Finally, for now, I feel compelled to raise the question: What are the theological disciplines? Obvious members of that group include hermeneutics, linguistics, and systematic theology; but that list is woefully incomplete. I believe/hope that I have presented a credible case for including literature, music, history, physics, economics, . . . in that category. These disciplines are not subordinate to theology; rather theology depends on them and, at least in the Christian academy, they depend on theology. As a sketch of the synergy I have in mind, theology can assist practitioners of the other disciplines as they seek to comprehend the depth of the questions they are asking while they, in turn, guide theologians in comprehending the breadth of the questions we are asking.
A correlated question is “What is a university?” Is a university a coherent entity, or is it merely a convenient sharing of real estate by an amorphous assemblage of essentially independent scholars? The etymology of the word in the Latin adjective universus, which can be translated “all” or “whole,” suggests that in its origins the university was intended to be an organic unity, with the various components informing one another. If we are to achieve that ideal, as Christian scholars we need to find avenues for collaboration. Perhaps the interrelationships I have outlined in these fifteen weeks offer us a sketch for how such a true “university” might function; theology can offer a forum at which the various trails through the academy converge to form a genuine university.
The opening paragraphs of this entry suggest that theology might not be the only such forum in the Christian academy. Music in particular, and the arts more generally, could fill a similar role. Politics and music are not isolated from one another. Beethoven revoked his symphonic dedication to Napoleon when he realized that the Corsican had become a tyrant; in his pursuit of his craft, Semyon Bychkov had his citizenship revoked on the orders of Soviet officials. Bychkov recognizes the “deep inner need for . . . spirituality” in society and Beethoven composed sacred music; music and theology can collaborate meaningfully and effectively. Similar comments can be made concerning theatre and . . .; but that task would require many more weeks and must be assigned to someone more competent than me.

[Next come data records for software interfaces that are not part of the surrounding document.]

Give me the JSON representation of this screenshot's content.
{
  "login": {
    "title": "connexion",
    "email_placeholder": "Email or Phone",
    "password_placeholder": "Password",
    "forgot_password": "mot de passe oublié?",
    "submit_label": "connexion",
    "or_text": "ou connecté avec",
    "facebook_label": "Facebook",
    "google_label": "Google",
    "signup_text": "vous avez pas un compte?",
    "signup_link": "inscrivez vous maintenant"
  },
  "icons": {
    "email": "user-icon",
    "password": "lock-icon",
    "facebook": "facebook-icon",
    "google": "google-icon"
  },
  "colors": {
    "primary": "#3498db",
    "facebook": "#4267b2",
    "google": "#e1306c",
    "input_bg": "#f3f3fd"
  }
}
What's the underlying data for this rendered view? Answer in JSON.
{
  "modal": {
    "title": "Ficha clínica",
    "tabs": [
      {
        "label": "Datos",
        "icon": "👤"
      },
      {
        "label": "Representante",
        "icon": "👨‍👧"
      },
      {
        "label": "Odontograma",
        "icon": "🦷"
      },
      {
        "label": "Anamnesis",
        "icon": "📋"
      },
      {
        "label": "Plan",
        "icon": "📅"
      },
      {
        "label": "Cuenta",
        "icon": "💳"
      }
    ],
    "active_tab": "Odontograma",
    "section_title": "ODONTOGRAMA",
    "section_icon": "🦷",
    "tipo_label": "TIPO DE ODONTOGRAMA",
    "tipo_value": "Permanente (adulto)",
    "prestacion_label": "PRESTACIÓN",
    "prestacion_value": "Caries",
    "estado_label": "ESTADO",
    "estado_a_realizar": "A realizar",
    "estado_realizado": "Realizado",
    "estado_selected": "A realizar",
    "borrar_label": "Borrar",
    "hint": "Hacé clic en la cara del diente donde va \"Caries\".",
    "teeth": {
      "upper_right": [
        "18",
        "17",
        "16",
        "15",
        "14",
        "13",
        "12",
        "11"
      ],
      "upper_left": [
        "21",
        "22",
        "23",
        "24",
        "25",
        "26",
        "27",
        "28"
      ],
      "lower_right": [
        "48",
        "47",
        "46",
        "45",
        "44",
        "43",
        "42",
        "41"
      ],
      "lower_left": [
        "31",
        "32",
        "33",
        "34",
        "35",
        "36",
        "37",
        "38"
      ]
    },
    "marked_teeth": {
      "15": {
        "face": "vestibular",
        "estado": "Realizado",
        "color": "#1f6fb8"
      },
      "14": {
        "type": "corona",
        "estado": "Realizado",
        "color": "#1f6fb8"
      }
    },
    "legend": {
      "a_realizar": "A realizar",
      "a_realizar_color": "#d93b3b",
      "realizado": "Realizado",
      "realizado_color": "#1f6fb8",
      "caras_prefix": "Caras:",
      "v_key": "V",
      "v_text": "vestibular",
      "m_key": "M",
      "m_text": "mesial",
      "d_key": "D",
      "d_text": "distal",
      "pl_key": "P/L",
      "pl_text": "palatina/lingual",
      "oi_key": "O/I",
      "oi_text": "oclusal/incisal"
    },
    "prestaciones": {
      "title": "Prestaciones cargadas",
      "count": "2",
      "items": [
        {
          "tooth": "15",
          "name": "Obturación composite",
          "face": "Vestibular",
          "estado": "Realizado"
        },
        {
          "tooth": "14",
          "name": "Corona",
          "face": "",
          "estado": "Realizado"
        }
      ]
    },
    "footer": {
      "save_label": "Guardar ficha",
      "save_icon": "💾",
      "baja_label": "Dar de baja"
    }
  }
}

For now I must conclude by returning to the beginning of this sequence of reflections. The Christian academy is (or should be) a reflection of a unified Ktisis (Creation) and should reveal the imprint of the Creator. When we strive for that ideal, we become Christian scholars living out our sacred calling in the Christian academy, embodying the best of what a university can be.
Scott, Rivers, ed. No Man Is an Island: A Selection from the Prose of John Donne. London: The Folio Society, 1997.